Attack on security forces . . .
In a high-security neighbourhood of Srinagar, the largest city in India’s Kashmir Valley, militants attacked a police bus on Monday, killing three officers and critically injuring 13 others. This is the first major attack on security forces since the abrogation of Jammu and Kashmir’s special status in August 2019. Citing the attack, local political leaders challenged the Indian government’s narrative of normalcy returning to the region. Officials maintain that terror incidents in the Valley began decreasing after August 2019, but local leaders and the public say otherwise.
Civilians caught in the crossfire . . .
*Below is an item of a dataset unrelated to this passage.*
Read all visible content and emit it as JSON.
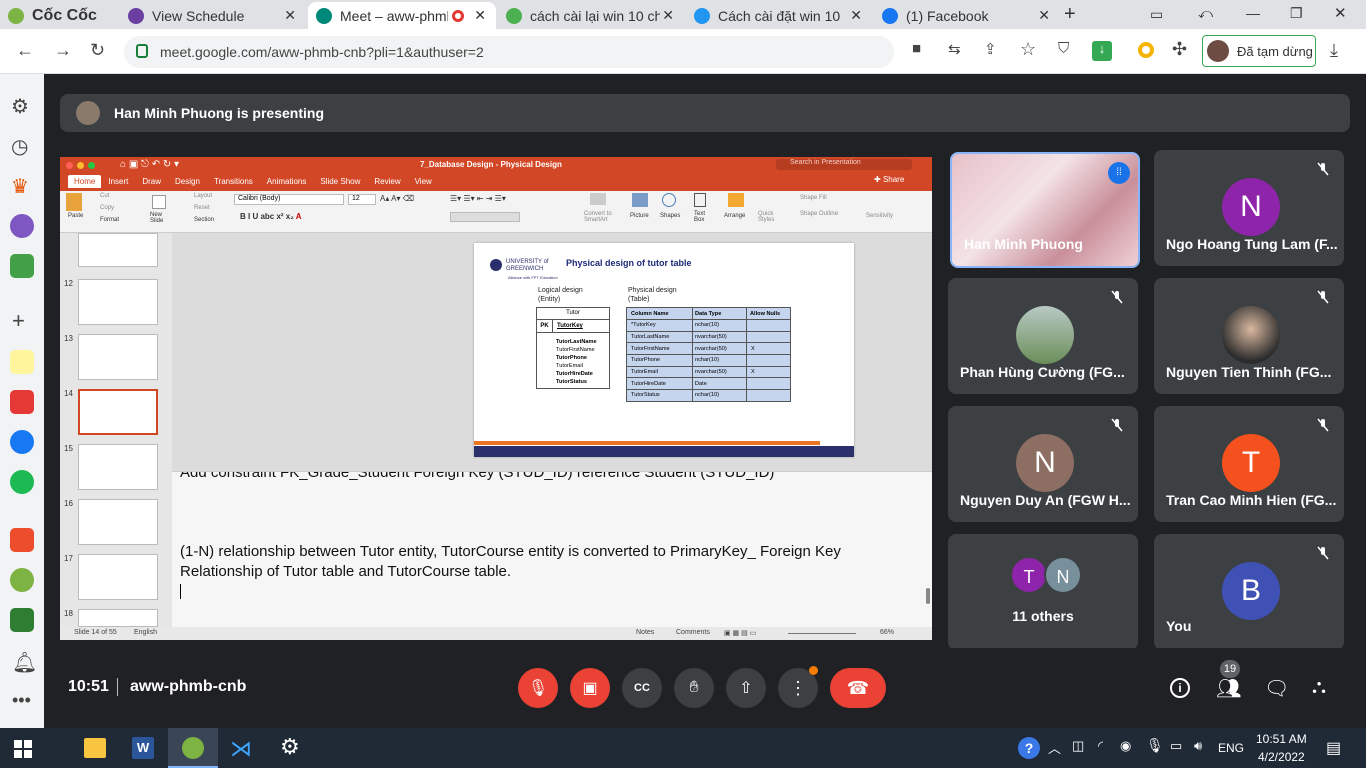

Hours before Monday’s attack, Indian counterinsurgency police killed two suspected rebels, allegedly after the suspects fired at them. However, witnesses say the accused did not fire at the officers and were killed without justification. The incident echoes another fatal shooting in November, when Indian police killed four men allegedly caught in the crossfire between security forces and militants. While the police statements have varied regarding the men’s militant status, the victims’ families maintain that at least three of them were civilians and that the police used them as “human shields” while searching for militants in a shopping complex.
Will there ever be a resolution?
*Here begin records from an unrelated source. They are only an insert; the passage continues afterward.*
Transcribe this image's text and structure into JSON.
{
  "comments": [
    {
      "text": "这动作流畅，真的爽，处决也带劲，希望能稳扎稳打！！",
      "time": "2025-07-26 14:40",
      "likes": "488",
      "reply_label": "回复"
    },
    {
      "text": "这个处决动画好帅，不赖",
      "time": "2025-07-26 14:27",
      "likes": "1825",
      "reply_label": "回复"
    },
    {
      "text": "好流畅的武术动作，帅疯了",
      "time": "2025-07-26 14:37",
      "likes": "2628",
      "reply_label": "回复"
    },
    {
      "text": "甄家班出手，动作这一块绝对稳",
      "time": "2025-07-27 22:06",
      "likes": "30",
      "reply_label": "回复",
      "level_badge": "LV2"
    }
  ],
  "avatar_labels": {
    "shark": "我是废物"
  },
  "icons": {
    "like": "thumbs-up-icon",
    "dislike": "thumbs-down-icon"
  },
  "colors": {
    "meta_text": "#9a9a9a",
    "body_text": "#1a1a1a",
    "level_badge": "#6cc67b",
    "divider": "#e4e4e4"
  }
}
While civilian deaths are nothing new in the Valley, perhaps equally painful are the disappearances of people in the region. Every year, on December 10, International Human Rights Day, families gather to protest, remember, and seek answers about their missing kin. However, this year, families avoided public gatherings as human rights groups and activists have come under heightened scrutiny and been subjected to physical crackdowns from authorities who claim these groups can be misused to “hurt the interests of the nation.” The crackdowns are particularly concerning to area residents, as the Indian security forces can operate with legal impunity under the Armed Forces Special Power Act (AFSPA). Furthermore, measures such as the Public Safety Act and Unlawful Activities Prevention Act have also been used to stifle dissent. As highlighted in a BBC report, the alienation of Kashmir is pushing the younger generation towards armed struggle, a factor that will intensify conflict and unrest in the region.